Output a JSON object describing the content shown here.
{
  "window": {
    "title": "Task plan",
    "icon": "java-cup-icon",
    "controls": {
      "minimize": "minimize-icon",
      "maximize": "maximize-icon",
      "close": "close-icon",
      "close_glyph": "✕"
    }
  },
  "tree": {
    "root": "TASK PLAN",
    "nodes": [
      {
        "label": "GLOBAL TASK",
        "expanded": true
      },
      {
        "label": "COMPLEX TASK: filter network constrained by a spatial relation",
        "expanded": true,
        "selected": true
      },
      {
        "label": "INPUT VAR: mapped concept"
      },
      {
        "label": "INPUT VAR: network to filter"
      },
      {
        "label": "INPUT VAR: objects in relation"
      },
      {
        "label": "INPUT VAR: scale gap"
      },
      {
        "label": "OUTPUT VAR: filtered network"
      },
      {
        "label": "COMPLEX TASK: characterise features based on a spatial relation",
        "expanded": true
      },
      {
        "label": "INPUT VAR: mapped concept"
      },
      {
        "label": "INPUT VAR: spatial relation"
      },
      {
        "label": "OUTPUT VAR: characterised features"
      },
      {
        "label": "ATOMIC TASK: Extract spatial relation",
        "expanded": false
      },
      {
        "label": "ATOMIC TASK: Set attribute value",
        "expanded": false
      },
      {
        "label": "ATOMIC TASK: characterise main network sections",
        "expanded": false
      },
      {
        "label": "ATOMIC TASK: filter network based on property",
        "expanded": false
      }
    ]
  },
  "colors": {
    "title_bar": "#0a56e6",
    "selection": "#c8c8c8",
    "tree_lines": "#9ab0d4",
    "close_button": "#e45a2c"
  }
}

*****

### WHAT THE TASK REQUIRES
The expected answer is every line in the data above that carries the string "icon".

### ANSWER FOR THE TASK
    "icon": "java-cup-icon",
      "minimize": "minimize-icon",
      "maximize": "maximize-icon",
      "close": "close-icon",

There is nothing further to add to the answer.